_Instructions to follow_:
Word for word, and with pictures excluded, copy out all the records that follow.

(Data about app and page elements)
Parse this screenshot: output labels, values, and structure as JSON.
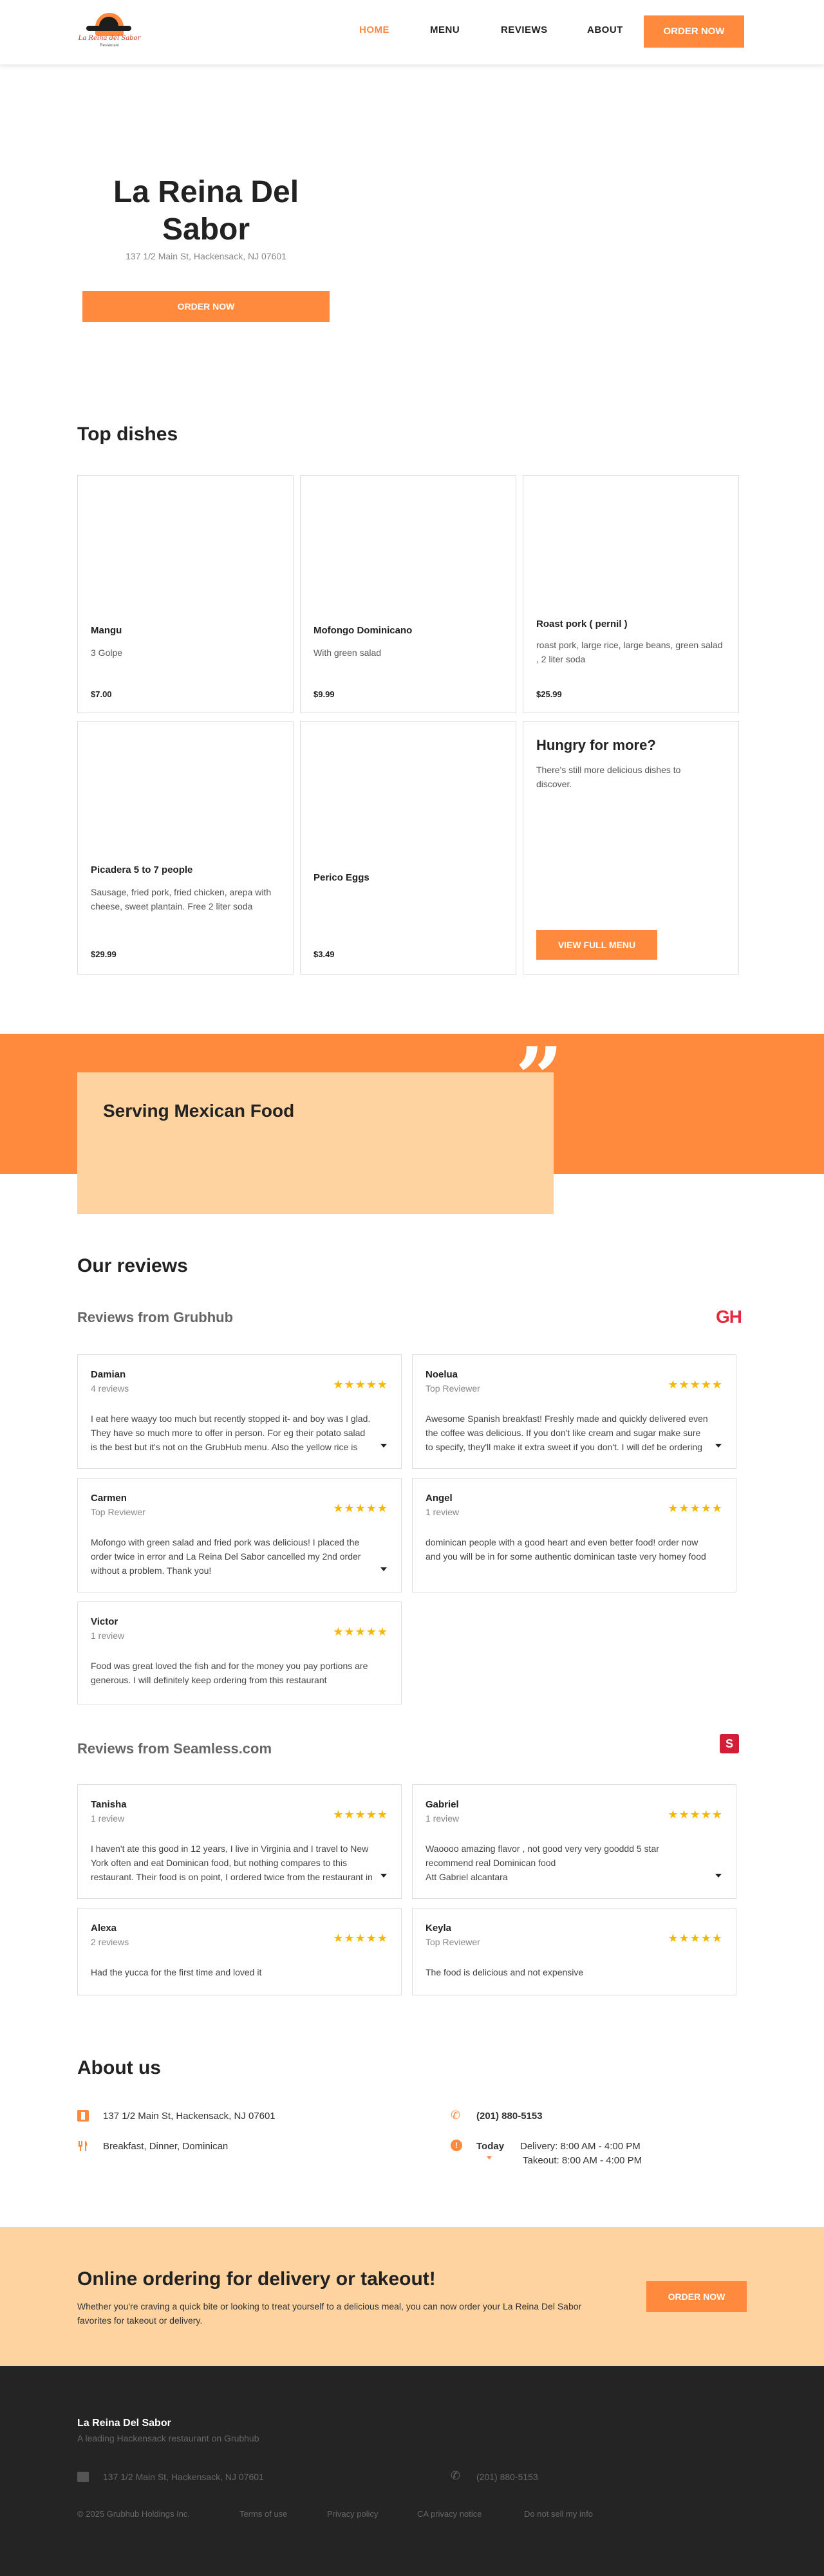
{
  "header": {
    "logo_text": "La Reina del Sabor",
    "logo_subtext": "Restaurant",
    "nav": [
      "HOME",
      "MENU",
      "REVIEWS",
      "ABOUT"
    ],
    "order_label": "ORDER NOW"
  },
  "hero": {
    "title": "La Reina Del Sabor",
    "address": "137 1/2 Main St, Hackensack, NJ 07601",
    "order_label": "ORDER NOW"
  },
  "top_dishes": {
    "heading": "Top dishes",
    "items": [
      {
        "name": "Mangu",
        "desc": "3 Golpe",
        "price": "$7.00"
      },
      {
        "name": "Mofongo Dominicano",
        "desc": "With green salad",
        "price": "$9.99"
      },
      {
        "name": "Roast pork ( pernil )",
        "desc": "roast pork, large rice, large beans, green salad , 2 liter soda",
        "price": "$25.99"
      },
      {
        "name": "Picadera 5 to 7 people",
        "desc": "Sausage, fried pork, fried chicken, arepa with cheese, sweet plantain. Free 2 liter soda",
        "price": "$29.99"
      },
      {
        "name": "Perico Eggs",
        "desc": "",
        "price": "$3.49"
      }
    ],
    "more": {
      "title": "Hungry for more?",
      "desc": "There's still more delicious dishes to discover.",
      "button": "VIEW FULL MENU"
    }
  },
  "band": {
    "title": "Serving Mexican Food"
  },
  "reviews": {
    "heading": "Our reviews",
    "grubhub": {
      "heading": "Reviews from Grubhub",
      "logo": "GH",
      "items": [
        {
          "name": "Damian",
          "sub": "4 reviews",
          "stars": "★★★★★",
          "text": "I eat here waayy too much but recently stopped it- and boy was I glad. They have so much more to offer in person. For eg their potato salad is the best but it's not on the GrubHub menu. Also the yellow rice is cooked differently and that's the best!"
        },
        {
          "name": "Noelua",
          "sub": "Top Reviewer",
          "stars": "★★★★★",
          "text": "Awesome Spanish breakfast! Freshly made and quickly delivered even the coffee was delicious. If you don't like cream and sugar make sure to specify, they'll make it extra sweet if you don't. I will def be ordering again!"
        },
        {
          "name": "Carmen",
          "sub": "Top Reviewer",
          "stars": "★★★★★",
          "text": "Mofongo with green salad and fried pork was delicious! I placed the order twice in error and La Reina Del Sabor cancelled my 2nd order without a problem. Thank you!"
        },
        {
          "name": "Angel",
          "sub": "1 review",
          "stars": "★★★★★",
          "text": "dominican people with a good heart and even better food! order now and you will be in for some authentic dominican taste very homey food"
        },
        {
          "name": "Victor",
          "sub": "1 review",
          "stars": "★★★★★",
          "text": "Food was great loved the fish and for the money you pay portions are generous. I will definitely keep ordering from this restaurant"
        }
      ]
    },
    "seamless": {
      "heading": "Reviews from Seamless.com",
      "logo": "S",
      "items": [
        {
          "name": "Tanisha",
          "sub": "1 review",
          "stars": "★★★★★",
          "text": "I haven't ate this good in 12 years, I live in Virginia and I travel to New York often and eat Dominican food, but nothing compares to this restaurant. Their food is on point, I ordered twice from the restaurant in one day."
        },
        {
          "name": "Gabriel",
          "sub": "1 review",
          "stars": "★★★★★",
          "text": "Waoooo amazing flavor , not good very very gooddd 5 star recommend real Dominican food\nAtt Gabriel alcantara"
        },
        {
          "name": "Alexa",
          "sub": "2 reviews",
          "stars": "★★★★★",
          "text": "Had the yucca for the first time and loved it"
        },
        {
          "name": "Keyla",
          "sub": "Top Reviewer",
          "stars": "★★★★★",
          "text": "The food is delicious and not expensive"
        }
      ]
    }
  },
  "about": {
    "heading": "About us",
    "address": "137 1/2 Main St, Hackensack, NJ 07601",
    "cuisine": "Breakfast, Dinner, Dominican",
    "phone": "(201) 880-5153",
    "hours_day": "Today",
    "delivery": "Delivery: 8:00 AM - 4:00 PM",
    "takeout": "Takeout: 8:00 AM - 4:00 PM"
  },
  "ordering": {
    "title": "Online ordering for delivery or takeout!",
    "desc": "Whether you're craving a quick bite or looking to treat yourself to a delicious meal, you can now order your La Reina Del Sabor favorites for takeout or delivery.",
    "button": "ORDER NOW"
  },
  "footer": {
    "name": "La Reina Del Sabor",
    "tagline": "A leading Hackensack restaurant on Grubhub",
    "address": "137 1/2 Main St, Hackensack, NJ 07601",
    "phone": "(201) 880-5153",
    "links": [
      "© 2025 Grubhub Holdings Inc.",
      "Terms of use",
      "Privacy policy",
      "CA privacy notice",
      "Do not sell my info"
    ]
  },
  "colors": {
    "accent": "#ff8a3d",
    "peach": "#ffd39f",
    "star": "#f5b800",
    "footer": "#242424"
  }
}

_Task answer_:
Parse this screenshot: output labels, values, and structure as JSON.
{
  "header": {
    "logo_text": "La Reina del Sabor",
    "logo_subtext": "Restaurant",
    "nav": [
      "HOME",
      "MENU",
      "REVIEWS",
      "ABOUT"
    ],
    "order_label": "ORDER NOW"
  },
  "hero": {
    "title": "La Reina Del Sabor",
    "address": "137 1/2 Main St, Hackensack, NJ 07601",
    "order_label": "ORDER NOW"
  },
  "top_dishes": {
    "heading": "Top dishes",
    "items": [
      {
        "name": "Mangu",
        "desc": "3 Golpe",
        "price": "$7.00"
      },
      {
        "name": "Mofongo Dominicano",
        "desc": "With green salad",
        "price": "$9.99"
      },
      {
        "name": "Roast pork ( pernil )",
        "desc": "roast pork, large rice, large beans, green salad , 2 liter soda",
        "price": "$25.99"
      },
      {
        "name": "Picadera 5 to 7 people",
        "desc": "Sausage, fried pork, fried chicken, arepa with cheese, sweet plantain. Free 2 liter soda",
        "price": "$29.99"
      },
      {
        "name": "Perico Eggs",
        "desc": "",
        "price": "$3.49"
      }
    ],
    "more": {
      "title": "Hungry for more?",
      "desc": "There's still more delicious dishes to discover.",
      "button": "VIEW FULL MENU"
    }
  },
  "band": {
    "title": "Serving Mexican Food"
  },
  "reviews": {
    "heading": "Our reviews",
    "grubhub": {
      "heading": "Reviews from Grubhub",
      "logo": "GH",
      "items": [
        {
          "name": "Damian",
          "sub": "4 reviews",
          "stars": "★★★★★",
          "text": "I eat here waayy too much but recently stopped it- and boy was I glad. They have so much more to offer in person. For eg their potato salad is the best but it's not on the GrubHub menu. Also the yellow rice is cooked differently and that's the best!"
        },
        {
          "name": "Noelua",
          "sub": "Top Reviewer",
          "stars": "★★★★★",
          "text": "Awesome Spanish breakfast! Freshly made and quickly delivered even the coffee was delicious. If you don't like cream and sugar make sure to specify, they'll make it extra sweet if you don't. I will def be ordering again!"
        },
        {
          "name": "Carmen",
          "sub": "Top Reviewer",
          "stars": "★★★★★",
          "text": "Mofongo with green salad and fried pork was delicious! I placed the order twice in error and La Reina Del Sabor cancelled my 2nd order without a problem. Thank you!"
        },
        {
          "name": "Angel",
          "sub": "1 review",
          "stars": "★★★★★",
          "text": "dominican people with a good heart and even better food! order now and you will be in for some authentic dominican taste very homey food"
        },
        {
          "name": "Victor",
          "sub": "1 review",
          "stars": "★★★★★",
          "text": "Food was great loved the fish and for the money you pay portions are generous. I will definitely keep ordering from this restaurant"
        }
      ]
    },
    "seamless": {
      "heading": "Reviews from Seamless.com",
      "logo": "S",
      "items": [
        {
          "name": "Tanisha",
          "sub": "1 review",
          "stars": "★★★★★",
          "text": "I haven't ate this good in 12 years, I live in Virginia and I travel to New York often and eat Dominican food, but nothing compares to this restaurant. Their food is on point, I ordered twice from the restaurant in one day."
        },
        {
          "name": "Gabriel",
          "sub": "1 review",
          "stars": "★★★★★",
          "text": "Waoooo amazing flavor , not good very very gooddd 5 star recommend real Dominican food\nAtt Gabriel alcantara"
        },
        {
          "name": "Alexa",
          "sub": "2 reviews",
          "stars": "★★★★★",
          "text": "Had the yucca for the first time and loved it"
        },
        {
          "name": "Keyla",
          "sub": "Top Reviewer",
          "stars": "★★★★★",
          "text": "The food is delicious and not expensive"
        }
      ]
    }
  },
  "about": {
    "heading": "About us",
    "address": "137 1/2 Main St, Hackensack, NJ 07601",
    "cuisine": "Breakfast, Dinner, Dominican",
    "phone": "(201) 880-5153",
    "hours_day": "Today",
    "delivery": "Delivery: 8:00 AM - 4:00 PM",
    "takeout": "Takeout: 8:00 AM - 4:00 PM"
  },
  "ordering": {
    "title": "Online ordering for delivery or takeout!",
    "desc": "Whether you're craving a quick bite or looking to treat yourself to a delicious meal, you can now order your La Reina Del Sabor favorites for takeout or delivery.",
    "button": "ORDER NOW"
  },
  "footer": {
    "name": "La Reina Del Sabor",
    "tagline": "A leading Hackensack restaurant on Grubhub",
    "address": "137 1/2 Main St, Hackensack, NJ 07601",
    "phone": "(201) 880-5153",
    "links": [
      "© 2025 Grubhub Holdings Inc.",
      "Terms of use",
      "Privacy policy",
      "CA privacy notice",
      "Do not sell my info"
    ]
  },
  "colors": {
    "accent": "#ff8a3d",
    "peach": "#ffd39f",
    "star": "#f5b800",
    "footer": "#242424"
  }
}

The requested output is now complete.